Body and soul

News came last week that New Zealand has appointed a transgender athlete to its women’s weightlifting team. Laurel Hubbard, who has previously competed in men’s events, will compete in Tokyo as a woman. Hubbard was deemed eligible to compete against biological women (that we even have to speak like this..!) by having testosterone levels under a particular threshold. So this is where we are: if you are a person with T-levels less than 5 nmol/L, you can compete as a woman, if that’s what you want. 

The main cultural battleground on this issue has been around “sports and restrooms” as Dr. Joshua Pauling points out in his article for The Public Discourse. But Dr. Pauling urges Christians to think about the bigger argument that must be made — what our bodies are for. Drawing on recent works by Nancy Pearcey and Carl Trueman, Pauling suggests that thinking we have a metaphysical true self which is unaffected by our physical existence is the driving force behind Progressive ideas about identity. 

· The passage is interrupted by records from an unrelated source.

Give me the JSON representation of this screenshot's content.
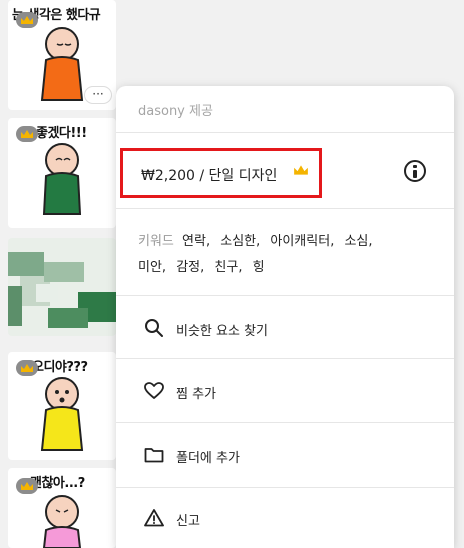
{
  "thumbnails": [
    {
      "caption": "는 생각은 했다규",
      "premium": true
    },
    {
      "caption": "좋겠다!!!",
      "premium": true
    },
    {
      "caption": "",
      "premium": false
    },
    {
      "caption": "오디야???",
      "premium": true
    },
    {
      "caption": "괜찮아...?",
      "premium": true
    }
  ],
  "more_button_label": "···",
  "menu": {
    "provider": "dasony 제공",
    "price": "₩2,200 / 단일 디자인",
    "keywords_label": "키워드",
    "keywords_line1": [
      "연락,",
      "소심한,",
      "아이캐릭터,",
      "소심,"
    ],
    "keywords_line2": [
      "미안,",
      "감정,",
      "친구,",
      "힝"
    ],
    "items": [
      {
        "label": "비슷한 요소 찾기",
        "icon": "search-icon"
      },
      {
        "label": "찜 추가",
        "icon": "heart-icon"
      },
      {
        "label": "폴더에 추가",
        "icon": "folder-icon"
      },
      {
        "label": "신고",
        "icon": "warning-icon"
      }
    ]
  },
  "colors": {
    "highlight": "#e4181b",
    "crown": "#f4b400",
    "badge": "#8c8c8c"
  }
}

Mind-body dualism is not a new idea, with both Plato and later, Gnostics, hypothesizing about the relationship of the soul to the body. But 17th-century French mathematician Descartes is credited with cementing the idea in Modern thought. With his famous dictum “I think therefore I am,” he opened a Pandora’s box that has plagued mankind since.

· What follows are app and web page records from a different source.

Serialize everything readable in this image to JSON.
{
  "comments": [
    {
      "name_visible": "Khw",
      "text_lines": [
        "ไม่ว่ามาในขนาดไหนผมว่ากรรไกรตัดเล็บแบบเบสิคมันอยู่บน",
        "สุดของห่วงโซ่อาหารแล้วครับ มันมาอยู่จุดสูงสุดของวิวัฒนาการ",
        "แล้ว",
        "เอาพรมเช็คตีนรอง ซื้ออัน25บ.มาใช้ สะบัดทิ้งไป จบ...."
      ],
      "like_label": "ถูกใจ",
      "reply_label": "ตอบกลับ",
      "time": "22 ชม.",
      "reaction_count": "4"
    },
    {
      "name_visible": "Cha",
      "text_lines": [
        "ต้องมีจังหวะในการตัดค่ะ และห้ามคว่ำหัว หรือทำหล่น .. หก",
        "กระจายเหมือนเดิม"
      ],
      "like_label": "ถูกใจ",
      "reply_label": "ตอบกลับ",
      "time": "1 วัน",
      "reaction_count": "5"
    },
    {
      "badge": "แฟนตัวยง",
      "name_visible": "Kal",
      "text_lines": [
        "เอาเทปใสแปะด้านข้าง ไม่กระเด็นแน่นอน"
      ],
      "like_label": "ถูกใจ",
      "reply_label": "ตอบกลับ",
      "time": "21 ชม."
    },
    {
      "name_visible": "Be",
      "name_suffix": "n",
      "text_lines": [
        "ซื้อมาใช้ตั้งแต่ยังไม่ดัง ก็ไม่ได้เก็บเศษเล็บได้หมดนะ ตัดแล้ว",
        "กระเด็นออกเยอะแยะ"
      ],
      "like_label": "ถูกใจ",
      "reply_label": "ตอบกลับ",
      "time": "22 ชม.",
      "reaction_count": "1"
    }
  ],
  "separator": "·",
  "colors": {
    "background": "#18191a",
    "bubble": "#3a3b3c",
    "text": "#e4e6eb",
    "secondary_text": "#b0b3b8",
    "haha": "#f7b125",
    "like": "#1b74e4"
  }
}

Pauling points out that it is a strange thing that we would trust our thoughts and feelings to tell us who we are and see our bodies as irrelevant. What if our bodies are correct and our thoughts are not? 

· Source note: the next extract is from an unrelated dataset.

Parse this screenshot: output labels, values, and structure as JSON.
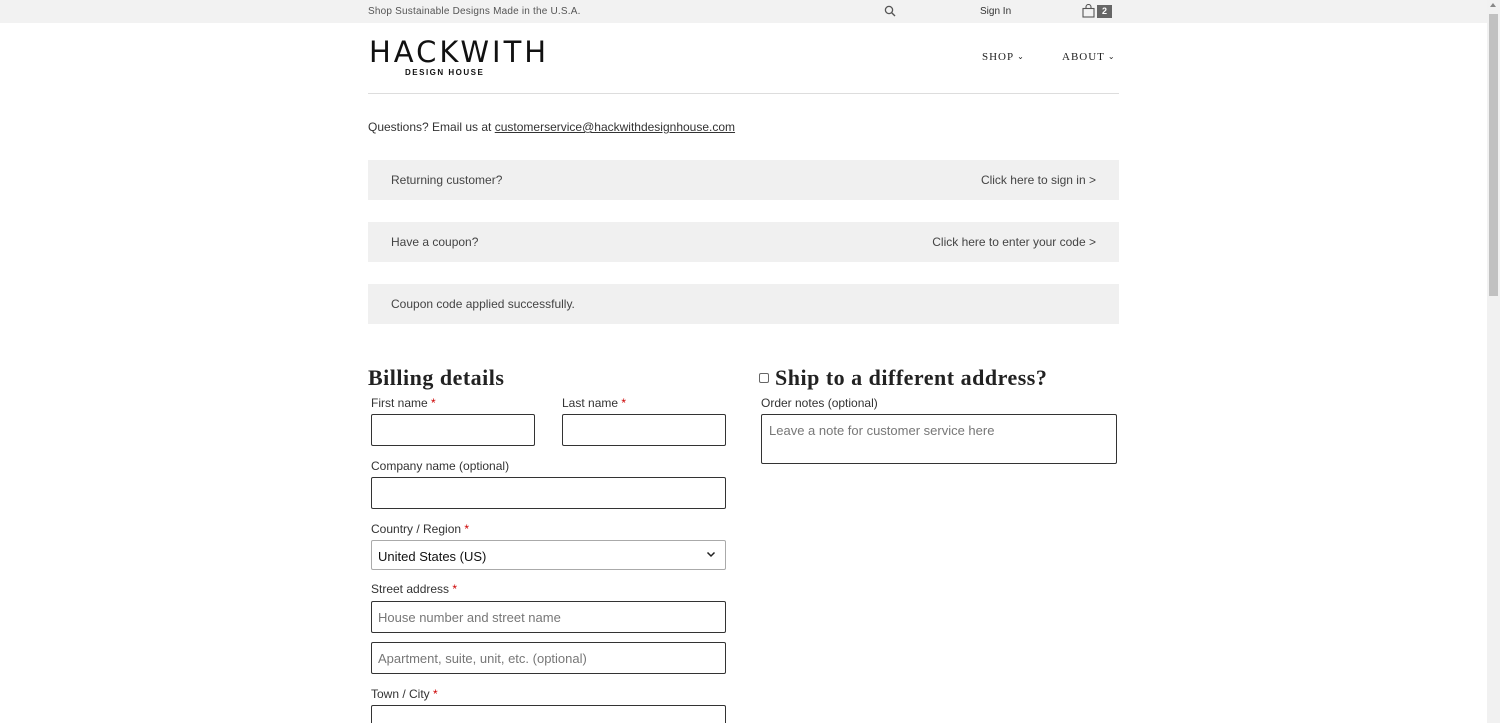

Mad Christians can take heart in this moment of confusion. As Rev Fisk has somewhere said, we are spirits who are bodies and bodies who are spirits. All at the same time. Our physical existence is not all we are but it is an inseparable part of our identity. We have hope to give to anyone who thinks his true self is disconnected from the body God gave him. The Son of God took on a true human nature in a real physical body and redeemed us from the futility of this fallen creation. The hope laid up for us is the world to come, where with resurrected bodies and perfectly renewed minds, we will feast at the Supper of the Lamb. Alleluia.You can hear Dr Pauling speak about his article on Issues Etc.